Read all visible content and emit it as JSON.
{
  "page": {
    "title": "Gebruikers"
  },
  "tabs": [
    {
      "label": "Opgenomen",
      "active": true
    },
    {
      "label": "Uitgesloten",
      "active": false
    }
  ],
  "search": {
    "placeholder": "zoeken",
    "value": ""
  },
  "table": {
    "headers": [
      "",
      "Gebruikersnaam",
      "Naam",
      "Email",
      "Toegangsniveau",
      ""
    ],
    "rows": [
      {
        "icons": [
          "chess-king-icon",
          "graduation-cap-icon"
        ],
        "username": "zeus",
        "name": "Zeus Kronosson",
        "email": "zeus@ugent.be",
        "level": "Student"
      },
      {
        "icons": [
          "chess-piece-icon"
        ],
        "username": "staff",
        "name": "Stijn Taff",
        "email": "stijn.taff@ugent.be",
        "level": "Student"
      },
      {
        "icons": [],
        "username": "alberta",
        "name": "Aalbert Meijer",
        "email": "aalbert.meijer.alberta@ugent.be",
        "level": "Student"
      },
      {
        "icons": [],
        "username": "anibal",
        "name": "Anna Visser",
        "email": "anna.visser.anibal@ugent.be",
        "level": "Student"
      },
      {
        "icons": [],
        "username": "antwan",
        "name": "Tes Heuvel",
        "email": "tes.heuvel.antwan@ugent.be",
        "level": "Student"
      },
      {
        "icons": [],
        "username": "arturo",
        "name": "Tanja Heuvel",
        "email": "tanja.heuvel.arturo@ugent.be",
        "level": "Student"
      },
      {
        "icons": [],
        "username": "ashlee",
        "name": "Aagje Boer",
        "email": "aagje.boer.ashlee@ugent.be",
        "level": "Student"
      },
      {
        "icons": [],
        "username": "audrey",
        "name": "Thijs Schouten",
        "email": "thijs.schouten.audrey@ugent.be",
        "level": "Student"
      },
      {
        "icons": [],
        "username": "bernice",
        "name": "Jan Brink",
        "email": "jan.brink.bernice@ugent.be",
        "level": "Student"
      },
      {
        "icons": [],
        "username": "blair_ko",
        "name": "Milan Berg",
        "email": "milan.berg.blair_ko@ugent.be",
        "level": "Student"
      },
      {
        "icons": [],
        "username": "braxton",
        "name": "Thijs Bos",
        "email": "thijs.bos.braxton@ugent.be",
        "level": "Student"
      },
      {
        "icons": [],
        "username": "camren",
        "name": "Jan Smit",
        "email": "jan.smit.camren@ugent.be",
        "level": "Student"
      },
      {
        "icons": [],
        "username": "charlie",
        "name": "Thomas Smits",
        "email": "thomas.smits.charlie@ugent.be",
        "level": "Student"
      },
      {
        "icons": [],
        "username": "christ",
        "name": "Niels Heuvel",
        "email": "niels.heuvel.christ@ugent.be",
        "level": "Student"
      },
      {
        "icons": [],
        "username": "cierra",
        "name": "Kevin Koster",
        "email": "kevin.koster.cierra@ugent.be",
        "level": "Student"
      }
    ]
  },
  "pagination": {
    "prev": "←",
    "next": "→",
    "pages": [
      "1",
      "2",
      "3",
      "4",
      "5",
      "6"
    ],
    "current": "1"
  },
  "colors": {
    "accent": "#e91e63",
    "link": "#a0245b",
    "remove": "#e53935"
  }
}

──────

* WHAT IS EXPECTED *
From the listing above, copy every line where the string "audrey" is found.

* ANSWER TO THE EXERCISE *
        "username": "audrey",
        "email": "thijs.schouten.audrey@ugent.be",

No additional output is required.